No one I spoke to at LMCC could remember whether the first donated office space was at the New York State Council on the Arts or at the Howard Gilman Foundation. In fact, they went first to NYSCA, on September 17 and 18, where Thompson had arranged for a counselor to meet with her traumatized staff. While there, they got a Hotmail message: “We hope you’re OK. We’d love to give you space.” It was signed, “FTNA.” They all looked at one another: “FTNA”?

France Telecom, as it turned out. That’s where they landed after a few days at the Gilman Foundation. France Telecom was able to hand over computers, phones, and work space, including a conference room, for three months. That got LMCC up and running again.

The artists who had been in the towers wanted to finish their residencies. A dotcom firm, Netomat, offered space just north of Chelsea. Then, because the WTC residency had always concluded with a two-day Open Studio, Kocache needed a new exhibition space. He asked Dan Cameron at the New Museum if they could possibly have a weekend. Cameron offered five weeks. The New Museum also gave Kocache a desk, and he began traveling back and forth to France Telecom with a mobile filing cabinet.

In mid December 2001, LMCC moved to Hudson Street just below Canal, into a building in transition to multimillion-dollar lofts. Now they needed everything from furniture to software. It came courtesy of IKEA, the J.P. Morgan Chase warehouse, and NPower, an organization that takes care of tech needs for nonprofits. Meanwhile, an expected source of help through this disaster—FEMA—did not come through.

Deputy director Tricia Mire says LMCC found the FEMA guidelines difficult to understand, but they may have gotten FEMA money indirectly, through the Empire State Development Corporation. Less fortunate were the artists from the 91st and 92nd floors, who had brought in much of their work for the upcoming Open Studio exhibit. “We were constantly surprised and frustrated by the difficulty the artists had in receiving FEMA money,” says Mire. “I think only a few were successful in demonstrating that their careers had been damaged by losing not only their space but all of their works past and present and all of their art-making tools.” LMCC raised money themselves to compensate these artists.

Now more than ever, it is corporate and foundation money that keeps the arts going. A list of those who supported LMCC would take much of this page, but the biggest donors were American Express, J.P. Morgan Chase, and the Andrew W. Mellon Foundation. Mellon gave them a sizable, one-time-only emergency grant. Says Thompson, “That grant saved our lives.”

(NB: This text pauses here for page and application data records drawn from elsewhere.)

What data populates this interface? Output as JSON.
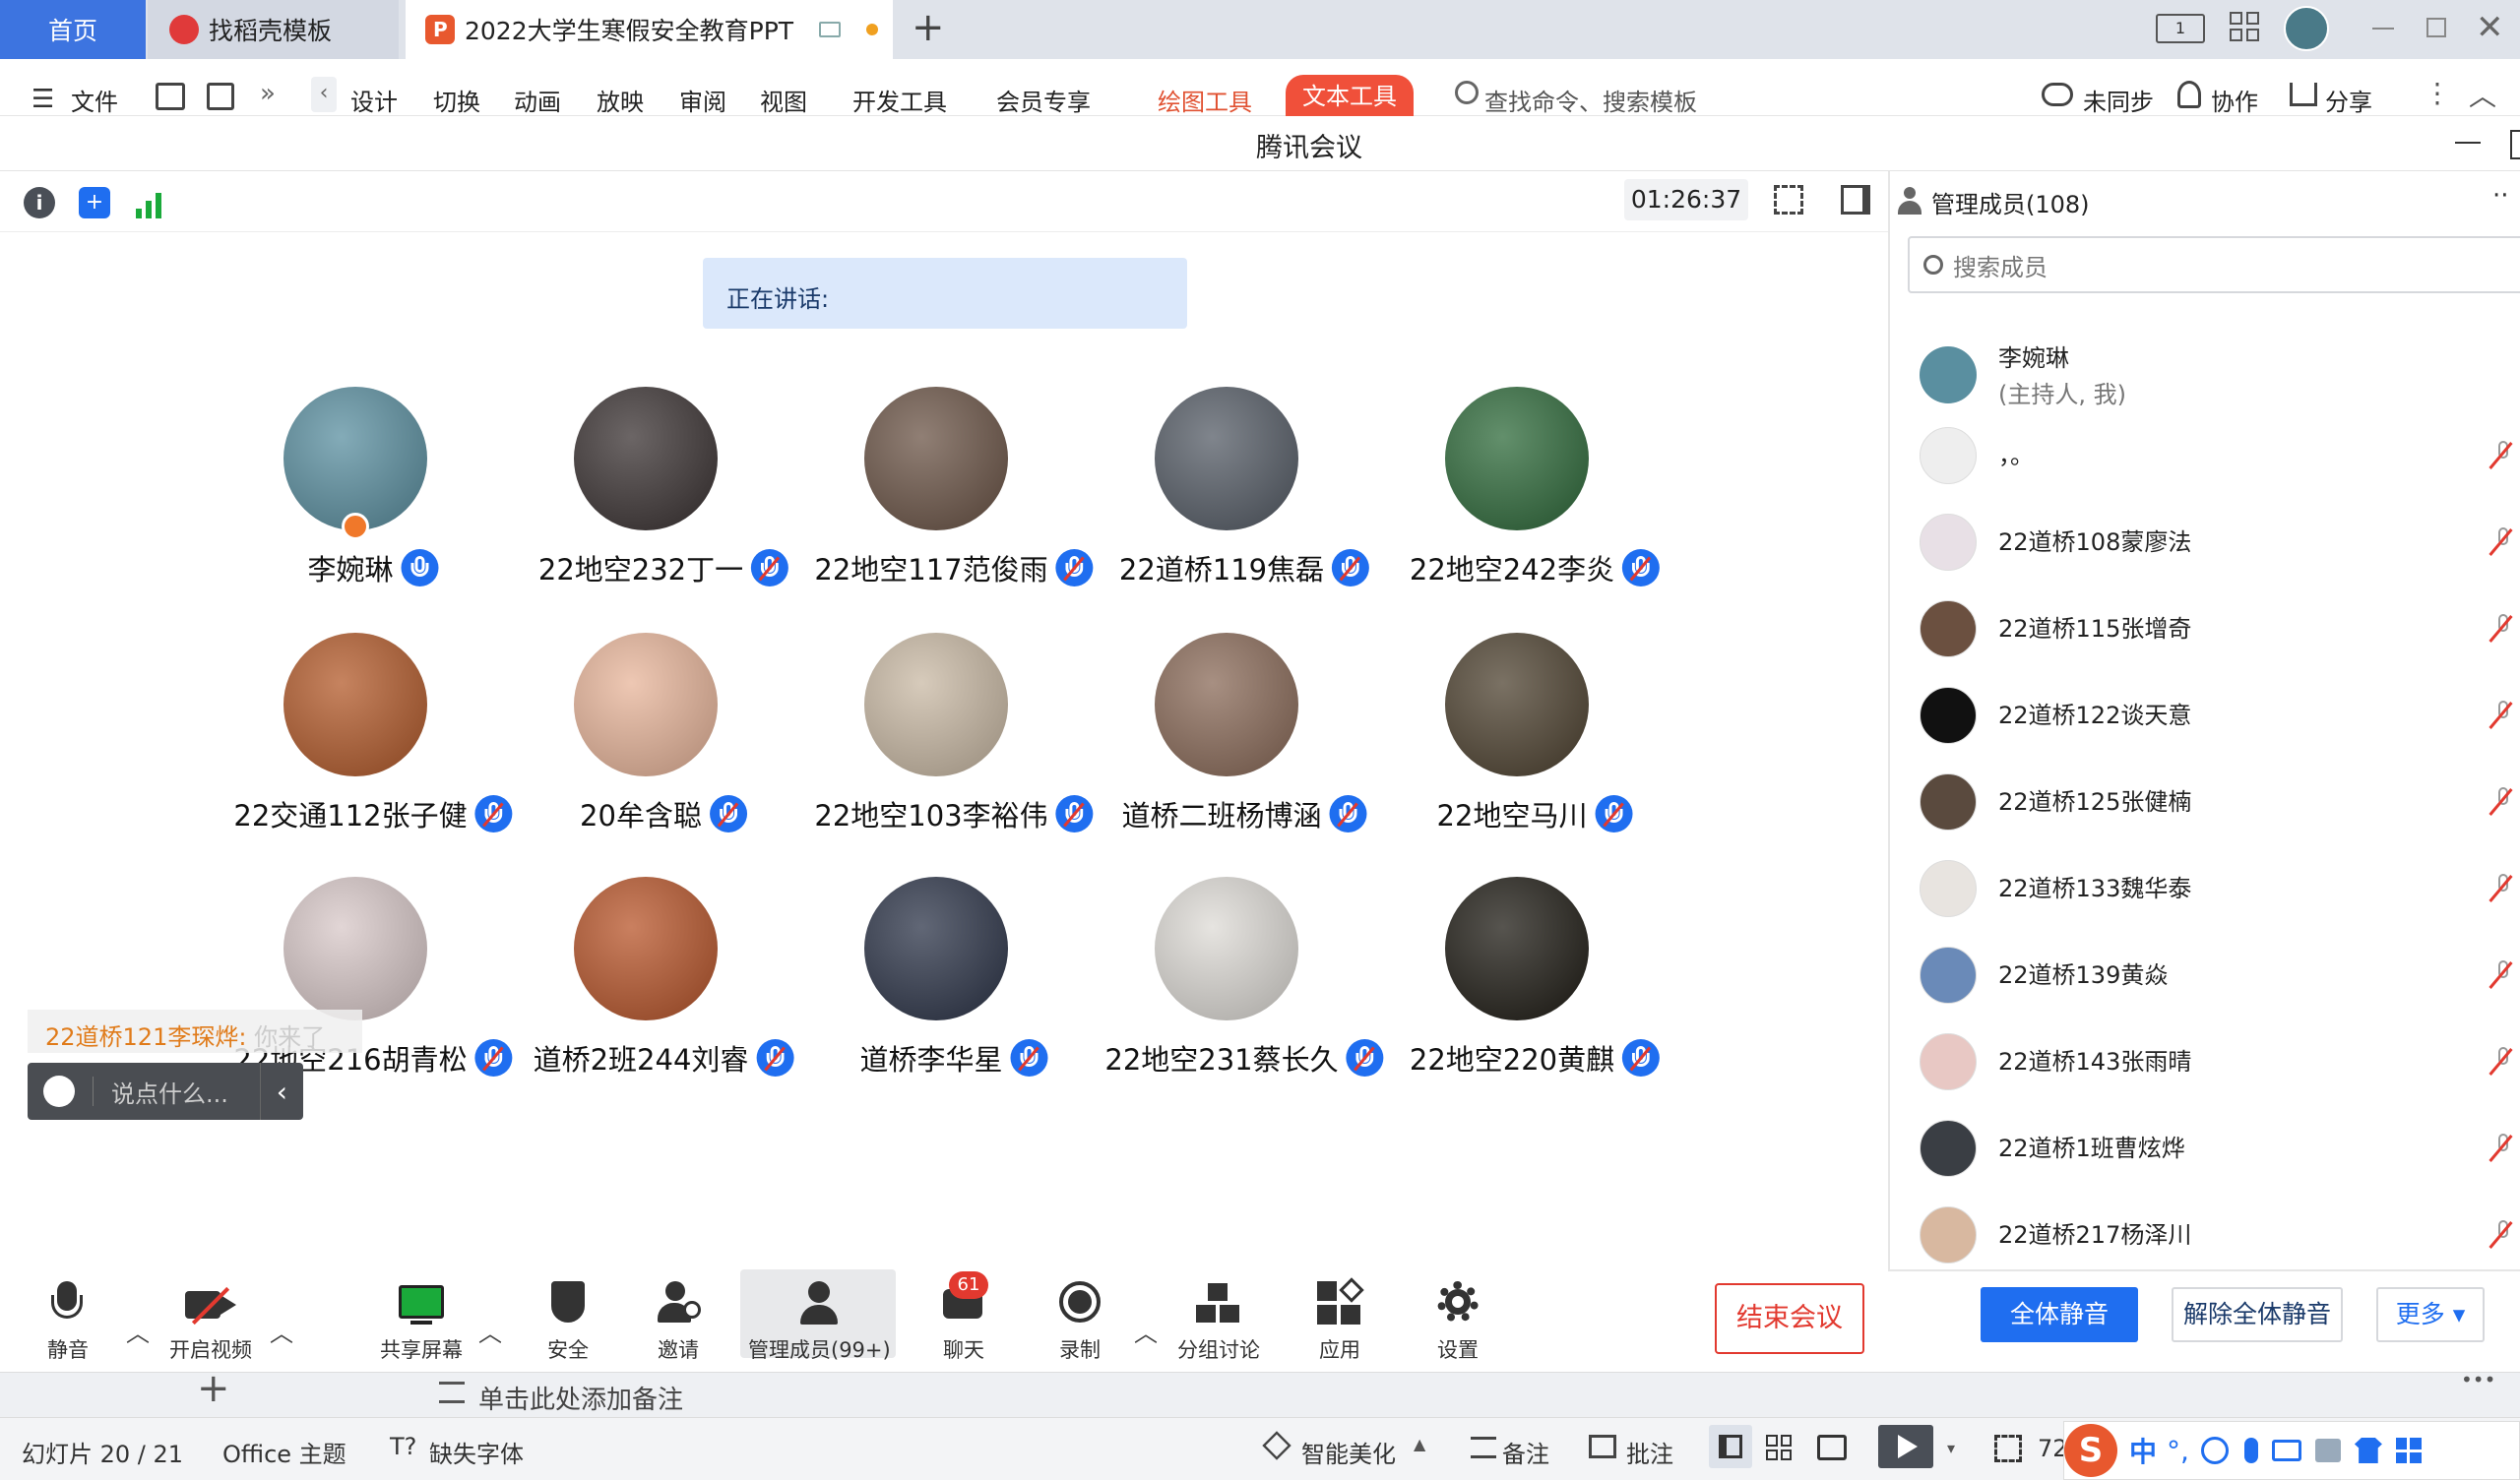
{
  "tabs": {
    "home": "首页",
    "doc": "找稻壳模板",
    "ppt": "2022大学生寒假安全教育PPT"
  },
  "menu": {
    "file": "文件",
    "items": [
      "设计",
      "切换",
      "动画",
      "放映",
      "审阅",
      "视图",
      "开发工具",
      "会员专享"
    ],
    "draw_tool": "绘图工具",
    "text_tool": "文本工具",
    "search": "查找命令、搜索模板",
    "sync": "未同步",
    "collab": "协作",
    "share": "分享"
  },
  "meeting": {
    "title": "腾讯会议",
    "timer": "01:26:37",
    "speaking": "正在讲话:",
    "participants": [
      {
        "name": "李婉琳",
        "color": "#5a8fa0"
      },
      {
        "name": "22地空232丁一",
        "color": "#3a3232"
      },
      {
        "name": "22地空117范俊雨",
        "color": "#6b5446"
      },
      {
        "name": "22道桥119焦磊",
        "color": "#555c66"
      },
      {
        "name": "22地空242李炎",
        "color": "#2e6a3a"
      },
      {
        "name": "22交通112张子健",
        "color": "#b35a2a"
      },
      {
        "name": "20牟含聪",
        "color": "#e8b59a"
      },
      {
        "name": "22地空103李裕伟",
        "color": "#c9b9a4"
      },
      {
        "name": "道桥二班杨博涵",
        "color": "#8a6a58"
      },
      {
        "name": "22地空马川",
        "color": "#4e4230"
      },
      {
        "name": "22地空216胡青松",
        "color": "#d8c8c8"
      },
      {
        "name": "道桥2班244刘睿",
        "color": "#b8552a"
      },
      {
        "name": "道桥李华星",
        "color": "#2c3448"
      },
      {
        "name": "22地空231蔡长久",
        "color": "#dedbd6"
      },
      {
        "name": "22地空220黄麒",
        "color": "#1e1b14"
      }
    ],
    "chat_preview_name": "22道桥121李琛烨:",
    "chat_preview_text": "你来了",
    "chat_placeholder": "说点什么...",
    "controls": {
      "mute": "静音",
      "video": "开启视频",
      "share": "共享屏幕",
      "security": "安全",
      "invite": "邀请",
      "members": "管理成员(99+)",
      "chat": "聊天",
      "chat_badge": "61",
      "record": "录制",
      "breakout": "分组讨论",
      "apps": "应用",
      "settings": "设置",
      "end": "结束会议"
    }
  },
  "panel": {
    "title": "管理成员(108)",
    "search_placeholder": "搜索成员",
    "host_name": "李婉琳",
    "host_sub": "(主持人, 我)",
    "members": [
      {
        "name": "，。",
        "color": "#eeeeee"
      },
      {
        "name": "22道桥108蒙廖法",
        "color": "#e8e0e6"
      },
      {
        "name": "22道桥115张增奇",
        "color": "#6b5040"
      },
      {
        "name": "22道桥122谈天意",
        "color": "#111111"
      },
      {
        "name": "22道桥125张健楠",
        "color": "#5a4a3e"
      },
      {
        "name": "22道桥133魏华泰",
        "color": "#e8e4e0"
      },
      {
        "name": "22道桥139黄焱",
        "color": "#6a8ab8"
      },
      {
        "name": "22道桥143张雨晴",
        "color": "#e8c8c4"
      },
      {
        "name": "22道桥1班曹炫烨",
        "color": "#3a3e44"
      },
      {
        "name": "22道桥217杨泽川",
        "color": "#d8b8a0"
      }
    ],
    "mute_all": "全体静音",
    "unmute_all": "解除全体静音",
    "more": "更多 ▾"
  },
  "notes": {
    "placeholder": "单击此处添加备注"
  },
  "status": {
    "slide": "幻灯片 20 / 21",
    "theme": "Office 主题",
    "missing_font": "缺失字体",
    "beautify": "智能美化",
    "notes": "备注",
    "comments": "批注",
    "zoom": "72"
  }
}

Kocache, still searching for space to put artists-in-residence, found some in DUMBO last year. He says they debated about whether a Lower Manhattan group should accept space in Brooklyn—until they realized that they would have a view of Lower Manhattan. They moved even further off-site when the city of Paris offered three residencies. Then they placed some other artists in the World Financial Center, which turned over its gallery while the building was being repaired. Next they’re going to the Woolworth Building, which is about to turn residential.

Artists always seem to end up in liminal spaces—marginal, transitional. “Everybody talks about how culture and artists benefit downtown,” says Thompson. “But how do artists benefit?” That’s one reason she’s joined virtually every group (from New York New Visions to the Regional Planning Association) trying to have impact at ground zero, while serving on two committees for the Lower Manhattan Development Corporation.

It’s all about space. Now plaza-less, LMCC has to find creative ways to keep dance and music on the downtown map. And Thompson says they’re in hot pursuit of affordable space for other arts groups. She asks that people check the organization’s Web site ( for information.

“We are pursuing this, and we’ll have more details to share in a month or two,” says Thompson. “I just want to make sure that the community that pioneered this area is recognized.”

Related Article:

Lost Horizons: An Artist Dead, a Downtown Arts Organization in Ruins” by C. Carr